- Avoid saturated and damaged fats as they harm your liver and can eventually lead to a fatty liver. Healthy fats are essential. Known as EFA’s (essential fatty acids) these enable the cell membrane to eliminate toxins, and are vital for liver cells to cleanse the blood of toxins.
Foods that can help maintain a healthy liver
- Garlic contains sulfur compounds that activate liver enzymes that are responsible for flushing out toxins from the body. Garlic also contains allicin and selenium, both are proven to help protect the liver from toxins damage and also aid in the detoxification process.
- Grapefruit is rich in natural vitamin C and antioxidants, both are powerful liver cleansers. Grapefruit contains naringenin, a flavonoid compound that helps the liver burn fat rather than storing it. (Note: do not take grapefruit with medications, as studies have shown it can increase absorption rates.)

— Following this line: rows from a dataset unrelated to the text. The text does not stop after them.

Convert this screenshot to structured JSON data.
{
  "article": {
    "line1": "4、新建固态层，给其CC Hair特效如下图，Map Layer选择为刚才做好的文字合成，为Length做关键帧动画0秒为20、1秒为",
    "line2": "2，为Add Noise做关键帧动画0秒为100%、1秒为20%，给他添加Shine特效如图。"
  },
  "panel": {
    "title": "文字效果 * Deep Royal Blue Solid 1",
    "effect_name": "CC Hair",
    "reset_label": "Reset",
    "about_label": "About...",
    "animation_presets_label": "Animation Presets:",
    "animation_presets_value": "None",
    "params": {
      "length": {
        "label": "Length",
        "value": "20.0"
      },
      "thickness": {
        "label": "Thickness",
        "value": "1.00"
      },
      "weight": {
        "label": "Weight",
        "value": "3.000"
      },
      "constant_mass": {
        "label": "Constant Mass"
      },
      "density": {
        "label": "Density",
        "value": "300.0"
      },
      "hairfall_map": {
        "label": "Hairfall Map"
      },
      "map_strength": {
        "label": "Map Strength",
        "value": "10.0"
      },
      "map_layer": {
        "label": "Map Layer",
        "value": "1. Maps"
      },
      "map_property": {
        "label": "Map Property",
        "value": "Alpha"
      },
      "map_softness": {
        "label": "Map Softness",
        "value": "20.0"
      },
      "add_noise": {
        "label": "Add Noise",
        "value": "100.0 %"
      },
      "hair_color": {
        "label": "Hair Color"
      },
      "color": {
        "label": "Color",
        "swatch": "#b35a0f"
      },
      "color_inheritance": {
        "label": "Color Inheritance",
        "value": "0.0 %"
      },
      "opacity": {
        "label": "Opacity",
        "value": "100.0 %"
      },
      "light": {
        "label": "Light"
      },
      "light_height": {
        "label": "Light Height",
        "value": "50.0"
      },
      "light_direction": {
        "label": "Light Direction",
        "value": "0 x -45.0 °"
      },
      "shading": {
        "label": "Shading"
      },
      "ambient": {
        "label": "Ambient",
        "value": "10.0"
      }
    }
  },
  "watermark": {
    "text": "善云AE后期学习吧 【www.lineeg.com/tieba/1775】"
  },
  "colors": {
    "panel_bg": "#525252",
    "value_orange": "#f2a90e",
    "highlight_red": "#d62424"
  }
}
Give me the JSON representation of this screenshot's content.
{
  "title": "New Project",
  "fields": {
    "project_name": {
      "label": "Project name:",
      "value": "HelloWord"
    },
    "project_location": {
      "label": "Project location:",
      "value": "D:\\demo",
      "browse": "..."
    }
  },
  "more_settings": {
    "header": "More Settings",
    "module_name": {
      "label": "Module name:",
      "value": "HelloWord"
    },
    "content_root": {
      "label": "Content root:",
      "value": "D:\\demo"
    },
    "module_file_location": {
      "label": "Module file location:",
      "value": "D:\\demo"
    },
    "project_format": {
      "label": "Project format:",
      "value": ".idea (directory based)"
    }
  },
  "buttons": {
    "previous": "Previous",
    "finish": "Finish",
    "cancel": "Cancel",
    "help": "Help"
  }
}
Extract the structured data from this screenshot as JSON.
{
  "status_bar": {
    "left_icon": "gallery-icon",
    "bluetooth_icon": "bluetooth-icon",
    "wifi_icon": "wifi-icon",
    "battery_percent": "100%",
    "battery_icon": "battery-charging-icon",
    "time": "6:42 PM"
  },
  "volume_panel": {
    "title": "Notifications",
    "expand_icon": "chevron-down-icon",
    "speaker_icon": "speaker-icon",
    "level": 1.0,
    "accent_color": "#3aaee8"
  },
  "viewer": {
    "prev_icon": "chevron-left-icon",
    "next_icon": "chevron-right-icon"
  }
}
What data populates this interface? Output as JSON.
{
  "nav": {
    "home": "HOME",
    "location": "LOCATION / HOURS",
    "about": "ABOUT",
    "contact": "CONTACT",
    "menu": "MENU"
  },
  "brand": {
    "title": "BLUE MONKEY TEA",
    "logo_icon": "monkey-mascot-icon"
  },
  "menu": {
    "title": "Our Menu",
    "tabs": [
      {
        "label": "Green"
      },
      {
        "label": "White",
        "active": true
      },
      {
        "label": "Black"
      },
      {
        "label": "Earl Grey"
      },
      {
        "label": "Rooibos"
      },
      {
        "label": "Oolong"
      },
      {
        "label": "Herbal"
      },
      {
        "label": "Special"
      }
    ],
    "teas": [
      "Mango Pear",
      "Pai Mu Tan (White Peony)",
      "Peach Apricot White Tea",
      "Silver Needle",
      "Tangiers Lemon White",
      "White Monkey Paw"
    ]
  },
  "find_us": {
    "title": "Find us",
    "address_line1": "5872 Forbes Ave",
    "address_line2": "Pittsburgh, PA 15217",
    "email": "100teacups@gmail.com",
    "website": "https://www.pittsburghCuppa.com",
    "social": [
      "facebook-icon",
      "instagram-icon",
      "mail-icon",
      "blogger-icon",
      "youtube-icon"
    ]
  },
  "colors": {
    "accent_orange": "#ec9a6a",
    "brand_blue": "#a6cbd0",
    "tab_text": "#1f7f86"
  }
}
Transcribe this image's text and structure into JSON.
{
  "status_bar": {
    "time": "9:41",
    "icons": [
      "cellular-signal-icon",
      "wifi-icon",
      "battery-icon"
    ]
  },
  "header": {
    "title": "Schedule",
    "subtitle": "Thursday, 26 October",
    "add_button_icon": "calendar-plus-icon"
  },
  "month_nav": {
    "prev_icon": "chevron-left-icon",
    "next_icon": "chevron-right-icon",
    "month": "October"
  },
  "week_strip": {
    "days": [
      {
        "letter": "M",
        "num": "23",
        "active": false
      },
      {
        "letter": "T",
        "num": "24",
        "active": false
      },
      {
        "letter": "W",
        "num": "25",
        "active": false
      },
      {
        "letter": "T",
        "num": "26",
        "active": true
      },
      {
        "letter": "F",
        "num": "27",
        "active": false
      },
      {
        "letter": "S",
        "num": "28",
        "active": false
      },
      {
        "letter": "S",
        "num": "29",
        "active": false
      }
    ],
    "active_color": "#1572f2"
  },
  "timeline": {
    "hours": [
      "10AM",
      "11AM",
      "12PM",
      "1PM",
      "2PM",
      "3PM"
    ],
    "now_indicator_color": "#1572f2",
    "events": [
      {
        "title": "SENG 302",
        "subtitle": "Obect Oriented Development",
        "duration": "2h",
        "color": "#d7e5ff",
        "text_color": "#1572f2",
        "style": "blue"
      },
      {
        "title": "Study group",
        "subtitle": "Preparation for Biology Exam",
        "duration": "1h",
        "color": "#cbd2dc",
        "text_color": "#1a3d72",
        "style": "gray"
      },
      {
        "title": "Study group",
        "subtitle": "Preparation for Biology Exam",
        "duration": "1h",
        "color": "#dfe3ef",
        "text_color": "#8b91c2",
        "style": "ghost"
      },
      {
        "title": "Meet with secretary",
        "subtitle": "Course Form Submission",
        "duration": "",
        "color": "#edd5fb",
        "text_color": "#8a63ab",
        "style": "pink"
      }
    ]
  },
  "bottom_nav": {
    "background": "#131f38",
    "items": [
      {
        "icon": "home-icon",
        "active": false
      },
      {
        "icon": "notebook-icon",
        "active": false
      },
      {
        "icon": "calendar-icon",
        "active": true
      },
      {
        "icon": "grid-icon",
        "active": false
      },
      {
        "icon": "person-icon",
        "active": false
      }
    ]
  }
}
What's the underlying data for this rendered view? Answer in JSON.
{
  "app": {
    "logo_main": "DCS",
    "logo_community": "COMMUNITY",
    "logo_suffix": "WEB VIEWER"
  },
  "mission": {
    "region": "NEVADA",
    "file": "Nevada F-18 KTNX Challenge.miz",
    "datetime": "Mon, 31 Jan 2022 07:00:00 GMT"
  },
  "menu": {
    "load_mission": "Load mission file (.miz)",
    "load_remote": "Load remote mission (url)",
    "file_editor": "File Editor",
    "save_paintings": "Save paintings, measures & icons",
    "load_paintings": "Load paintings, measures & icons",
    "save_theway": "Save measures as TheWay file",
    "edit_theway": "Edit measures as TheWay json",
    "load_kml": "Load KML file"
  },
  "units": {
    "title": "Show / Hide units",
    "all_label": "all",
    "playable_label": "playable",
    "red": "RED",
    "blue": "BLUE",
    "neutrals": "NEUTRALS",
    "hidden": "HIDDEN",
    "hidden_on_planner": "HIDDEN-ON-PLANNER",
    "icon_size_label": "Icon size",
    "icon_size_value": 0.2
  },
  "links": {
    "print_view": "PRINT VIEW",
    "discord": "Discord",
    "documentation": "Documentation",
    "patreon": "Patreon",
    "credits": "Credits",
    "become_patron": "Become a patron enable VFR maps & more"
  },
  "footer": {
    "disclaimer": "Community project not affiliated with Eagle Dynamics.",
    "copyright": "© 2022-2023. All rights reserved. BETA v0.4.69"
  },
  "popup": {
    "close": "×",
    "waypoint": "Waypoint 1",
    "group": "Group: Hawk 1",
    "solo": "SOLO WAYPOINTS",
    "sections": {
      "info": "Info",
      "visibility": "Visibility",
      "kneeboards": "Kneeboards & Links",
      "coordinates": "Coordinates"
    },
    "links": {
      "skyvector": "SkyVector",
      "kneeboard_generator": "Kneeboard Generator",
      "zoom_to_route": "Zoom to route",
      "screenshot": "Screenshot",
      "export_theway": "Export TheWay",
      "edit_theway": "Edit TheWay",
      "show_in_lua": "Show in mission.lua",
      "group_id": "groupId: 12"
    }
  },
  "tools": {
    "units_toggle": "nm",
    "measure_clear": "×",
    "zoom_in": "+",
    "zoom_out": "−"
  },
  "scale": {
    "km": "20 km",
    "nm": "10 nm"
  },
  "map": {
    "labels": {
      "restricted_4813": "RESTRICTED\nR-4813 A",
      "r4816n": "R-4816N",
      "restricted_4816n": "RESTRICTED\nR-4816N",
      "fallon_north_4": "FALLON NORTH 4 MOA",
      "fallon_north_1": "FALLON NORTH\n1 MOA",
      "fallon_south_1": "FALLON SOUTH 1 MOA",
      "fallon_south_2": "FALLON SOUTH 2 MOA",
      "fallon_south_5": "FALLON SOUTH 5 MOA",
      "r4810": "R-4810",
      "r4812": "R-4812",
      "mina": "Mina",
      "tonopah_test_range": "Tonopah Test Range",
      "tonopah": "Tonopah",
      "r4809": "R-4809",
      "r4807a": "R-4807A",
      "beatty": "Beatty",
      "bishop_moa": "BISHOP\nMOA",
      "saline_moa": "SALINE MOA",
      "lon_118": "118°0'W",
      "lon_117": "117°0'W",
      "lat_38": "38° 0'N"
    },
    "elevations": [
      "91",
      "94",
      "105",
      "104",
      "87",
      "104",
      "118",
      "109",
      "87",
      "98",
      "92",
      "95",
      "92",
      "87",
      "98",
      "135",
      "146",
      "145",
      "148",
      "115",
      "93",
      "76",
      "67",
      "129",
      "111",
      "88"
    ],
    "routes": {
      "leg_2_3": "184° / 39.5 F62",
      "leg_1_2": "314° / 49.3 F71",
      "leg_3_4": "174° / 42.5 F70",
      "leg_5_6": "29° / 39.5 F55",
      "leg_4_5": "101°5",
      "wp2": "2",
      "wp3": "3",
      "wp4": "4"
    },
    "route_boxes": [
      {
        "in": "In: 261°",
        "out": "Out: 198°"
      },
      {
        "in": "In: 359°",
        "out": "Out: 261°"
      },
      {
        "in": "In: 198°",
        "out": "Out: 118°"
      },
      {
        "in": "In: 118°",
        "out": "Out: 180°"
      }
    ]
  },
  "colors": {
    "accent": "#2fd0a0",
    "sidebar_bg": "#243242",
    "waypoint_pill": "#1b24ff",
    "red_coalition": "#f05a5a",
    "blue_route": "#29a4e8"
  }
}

- Green Tea contains an antioxidant called catechin that has been shown to eliminate liver fat accumulation and promote healthy liver function. Green Tea also protects the liver from toxins that could cause serious damage.
- Green leafy vegetables contain cleansing compounds that neutralize heavy metals that can burden the liver. Green leafy vegetables also assist in the elimination of pesticides and herbicides by stimulating the production and flow of bile. Cruciferous vegetables such as broccoli, cabbage, brussels sprouts and cauliflower are especially good for the detoxification of the liver.
- Avocado is rich in glutathione producing compounds and actively promotes liver health by protecting it from toxic overload, as well as boosting its cleansing power. There are some research projects that have shown that by including as little as two avocados a week in a healthy eating program, liver damage can be repaired in as little as 30 days.
- Walnuts contain high levels of l-arginine, glutathione, and omega 3 fatty acids. Walnuts help oxygenate the blood, and can help detoxify ammonia from the liver.
- Turmeric has been shown to protect the liver against toxic damage and regenerate damaged liver cells. Turmeric boosts the natural production of bile, shrinks engorged hepatic ducts, and improves overall function of the gallbladder.
There are also a number of vitamins, minerals, herbs and other supplements that have shown to be helpful in the detoxification of the liver.
- Antioxidants such as Vitamin C, E and natural carotenoids
- Herbs and minerals that are helpful include milk thistle, dandelion, selenium and zinc.
- Amino acids: arginine, glutamine, glycine, methionine, taurine and cysteine.
- A good vitamin B complex that includes, B1 thiamine, B2 riboflavin, B3
- pantothenic acid, B5 pyridoxine, B6 cyanocobalamin, B12 folic acid, biotin, and inositol.
- Essential fatty acids: primrose oil, flaxseed (either oil or ground seeds), lecithin, and cold pressed olive oil.
Your liver is your internal cleanser. Treat it with respect and allow it to do the important job it was designed to do, and you will improve your health and reduce your risk of illness.
Knowledge is the key to your good health.